In a taxonomic world of splits and lumps (and particularly splits), the classification of the Scottish Crossbill still invites a good degree of scepticism. It was long recognised that many of the crossbills of the Caledonian pine forests of Scotland looked a bit different from other crossbills, particularly in the bill shape. The bill is ‘half way’ between a Crossbill’s and Parrot Crossbill’s in depth. In 1980, the BOU officially split the species, recognising Scottish Crossbill as a separate species, and the only full species of bird endemic to the UK.
More recent studies have suggested that the calls of Scottish Crossbills are also slightly different from other crossbills. So, for now, the species stands. Of course the name crossbill

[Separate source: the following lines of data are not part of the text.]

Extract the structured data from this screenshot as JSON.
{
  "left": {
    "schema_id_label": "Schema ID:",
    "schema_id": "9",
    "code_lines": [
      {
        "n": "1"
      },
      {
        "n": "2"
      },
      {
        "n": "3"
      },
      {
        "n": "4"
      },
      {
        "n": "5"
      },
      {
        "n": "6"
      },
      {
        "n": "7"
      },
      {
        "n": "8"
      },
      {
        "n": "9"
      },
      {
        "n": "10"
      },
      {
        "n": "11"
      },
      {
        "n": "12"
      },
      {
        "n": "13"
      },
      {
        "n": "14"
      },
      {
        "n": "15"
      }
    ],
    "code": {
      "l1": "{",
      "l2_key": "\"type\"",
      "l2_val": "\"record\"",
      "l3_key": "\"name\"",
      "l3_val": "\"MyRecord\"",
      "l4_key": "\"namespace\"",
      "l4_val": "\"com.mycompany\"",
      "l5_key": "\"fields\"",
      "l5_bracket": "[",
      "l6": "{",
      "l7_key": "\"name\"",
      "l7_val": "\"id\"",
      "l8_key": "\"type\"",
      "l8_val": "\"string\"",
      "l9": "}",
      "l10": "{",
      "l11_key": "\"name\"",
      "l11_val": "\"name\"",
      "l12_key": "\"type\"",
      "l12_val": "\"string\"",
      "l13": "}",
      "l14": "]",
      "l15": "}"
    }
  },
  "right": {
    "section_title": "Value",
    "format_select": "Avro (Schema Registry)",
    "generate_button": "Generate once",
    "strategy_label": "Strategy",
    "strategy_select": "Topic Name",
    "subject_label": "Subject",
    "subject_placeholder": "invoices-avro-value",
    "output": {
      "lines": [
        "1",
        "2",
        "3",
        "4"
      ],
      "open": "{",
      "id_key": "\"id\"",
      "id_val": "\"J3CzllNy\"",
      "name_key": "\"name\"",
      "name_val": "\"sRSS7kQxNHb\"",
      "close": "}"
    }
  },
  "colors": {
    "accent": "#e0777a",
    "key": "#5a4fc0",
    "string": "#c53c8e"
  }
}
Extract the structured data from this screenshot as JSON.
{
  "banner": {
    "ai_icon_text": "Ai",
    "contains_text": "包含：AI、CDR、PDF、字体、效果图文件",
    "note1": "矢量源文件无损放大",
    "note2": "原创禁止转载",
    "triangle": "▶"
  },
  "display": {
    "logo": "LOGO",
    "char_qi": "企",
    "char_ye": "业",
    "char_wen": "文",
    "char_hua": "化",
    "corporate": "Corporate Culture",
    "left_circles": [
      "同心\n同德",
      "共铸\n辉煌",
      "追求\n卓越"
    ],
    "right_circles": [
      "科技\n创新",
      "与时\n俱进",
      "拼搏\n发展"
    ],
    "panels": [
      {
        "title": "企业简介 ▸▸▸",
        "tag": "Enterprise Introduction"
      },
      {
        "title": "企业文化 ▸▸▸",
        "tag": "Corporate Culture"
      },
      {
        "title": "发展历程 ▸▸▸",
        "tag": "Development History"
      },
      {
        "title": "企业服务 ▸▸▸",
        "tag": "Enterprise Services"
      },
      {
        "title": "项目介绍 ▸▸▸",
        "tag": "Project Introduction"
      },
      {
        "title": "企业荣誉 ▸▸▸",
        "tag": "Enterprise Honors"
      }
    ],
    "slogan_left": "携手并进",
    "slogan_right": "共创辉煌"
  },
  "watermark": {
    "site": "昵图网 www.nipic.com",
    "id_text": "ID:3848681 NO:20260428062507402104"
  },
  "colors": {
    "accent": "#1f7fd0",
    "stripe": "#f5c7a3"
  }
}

comes from the birds’ unique crossed mandible tips, which help them extract seeds from conifer cones.